Redoing Gateway to Bay View?
Ald. Zielinski and designer of proposed 5-story, 72-unit complex on Kinnickinnic offer new version.
A 5-story, 72-unit “Gateway to Bay View,” planned for a highly visible corner lot at 2202 S. Kinnickinnic Ave. was reintroduced to the public at a neighborhood meeting called by Ald. Tony Zielinski Monday, July 20th at the South Shore Park Pavilion. The location includes land where the old Faust Music building long stood.
Described as “prominent and edgy, an aesthetic gateway to Bay View,” when first announced on TonyZielinski.com in 2014, a revised version of the building by Dermond Associates was unveiled in February. Those elevations showed a glassy ribbon of storefronts on the street level. ” The apartments above would be in two layers of two floors each, with the lower being white and the upper being black,” I wrote at the time. [See “Plenty of Horne: The New Gateway to Bay View?”].
The new building on display at Monday’s meeting, in elevations and 3-D model, is still prominent. However, the “edgy” and “aesthetic” elements of the design have been considerably restrained in the new one, which features a limited blue, grey, black and white palette and an emphasis on the vertical that was not seen in the previous version.

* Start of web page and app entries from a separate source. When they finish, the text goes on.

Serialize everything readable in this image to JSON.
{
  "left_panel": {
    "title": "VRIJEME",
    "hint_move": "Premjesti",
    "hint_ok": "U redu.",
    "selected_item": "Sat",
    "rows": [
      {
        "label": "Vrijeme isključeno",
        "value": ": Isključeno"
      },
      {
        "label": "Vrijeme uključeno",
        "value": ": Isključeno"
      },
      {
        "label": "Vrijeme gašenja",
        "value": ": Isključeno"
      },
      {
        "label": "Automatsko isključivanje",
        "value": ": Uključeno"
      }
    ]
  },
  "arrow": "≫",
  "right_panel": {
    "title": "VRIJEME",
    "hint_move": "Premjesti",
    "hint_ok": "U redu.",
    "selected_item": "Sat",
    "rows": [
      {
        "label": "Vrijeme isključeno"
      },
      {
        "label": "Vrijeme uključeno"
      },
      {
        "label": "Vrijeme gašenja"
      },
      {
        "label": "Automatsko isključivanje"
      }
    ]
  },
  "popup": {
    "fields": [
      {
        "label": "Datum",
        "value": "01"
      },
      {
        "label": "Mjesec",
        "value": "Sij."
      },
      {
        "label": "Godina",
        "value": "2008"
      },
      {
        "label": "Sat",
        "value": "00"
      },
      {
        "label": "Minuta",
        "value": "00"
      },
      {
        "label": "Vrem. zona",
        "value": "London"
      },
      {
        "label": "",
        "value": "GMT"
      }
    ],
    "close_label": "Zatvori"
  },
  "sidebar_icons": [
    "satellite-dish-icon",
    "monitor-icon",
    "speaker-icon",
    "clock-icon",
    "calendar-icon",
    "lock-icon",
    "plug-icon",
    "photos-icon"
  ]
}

The building’s designer, Joel Agacki of Striegal-Agacki Studio, told the 50 attendees the height of the first-floor, retail segment of the building would be raised to 16 feet rather than the earlier proposal of 14 feet. He also displayed a board that showed four buildings also on corner sites, developed from the late 19th century to today. These sites use broader massing, are taller than adjacent buildings, have articulated corners and a vertical articulation. All of these elements are found in the new proposal, and are packaged in a fairly regular facade, compared to other current developments.
The meeting convened with a statement from Vanessa Koster, Planning Manager of the Milwaukee Department of City Development. She told the attendees the proposal for the privately funded project would require a number of public hearings, including a planned August 17th City Plan Commission hearing, a Zoning, Neighborhoods & Development Committee meeting on September 15th and a vote of the Common Council on September 25th. People who live within a 225-foot radius of the property would receive notice of the impending hearings, she said.
Ald. Zielinski, the host, clad in jeans and a mustard-hued Western shirt rolled up at the sleeves, with his pomaded, eternally brown hair, Reaganesque and glistening in the brilliant summer sunlight, next introduced Miko Erkamaa, who owns the real estate where the development is to be built.
Erkamaa likes historic buildings, he said, and he sure got himself a handful with this one. The original intent was to pursue Historic Tax Credit financing for the redevelopment of the existing frame structures on the property, but that goal was quickly abandoned upon inspection of the subject properties. There is not much hope left when the roof is caving in on an old frame building, he said.
Zielinski then introduced Max Dermond, who plans to develop the building. “Multi-housing projects do very well on corners,” he said. These will be market rate apartments, he added. (And some may be micro-units, it was announced in February.) The amenities in the property will include an exercise facility and security as well as some communal spaces, he said.
The building would have 53 1-bedroom and five 2-bedroom units, with the remaining 11 to be studios, including the possible micro-units. The project budget is $12.4 million.
Agacki, the designer, said a setback to the south was moved from five feet to ten feet from the adjoining building, and that the first floor would also see its height increased two feet to 16 feet. He mentioned the new design’s articulated corners, the vertical division of the facade, and said the structure “echoes what is happening on KK.”
Dermond said he hopes to break ground in early 2016, after an environmental cleanup and a six to eight month permitting process. An added draw for the target clientele would be a Bublr station across the street, that Dermond said he would like, and was incorporated on a site plan on display. This is still in the wishful-thinking stage, however, since the bicycle-rental amenity has not yet penetrated Bay View, as my colleague Jeramey Jannene reported in his story listing the location of the 35 new Bubler stations planned over the next two years.
Dermond said the project will rely on “all private financing,” which he is “very close to securing” at this time.
Seen in the audience was Meagan Holman, who has announced her candidacy for Zielinski’s seat, and who hopes to be the alderman when the new building is built. Another attendee asked if the Faust Music sign on the north side of the building could be preserved. Dermond said there was “no way we can preserve the sign.”
Property owner Erkamaa agreed. “It was a condition of the sale,” he said.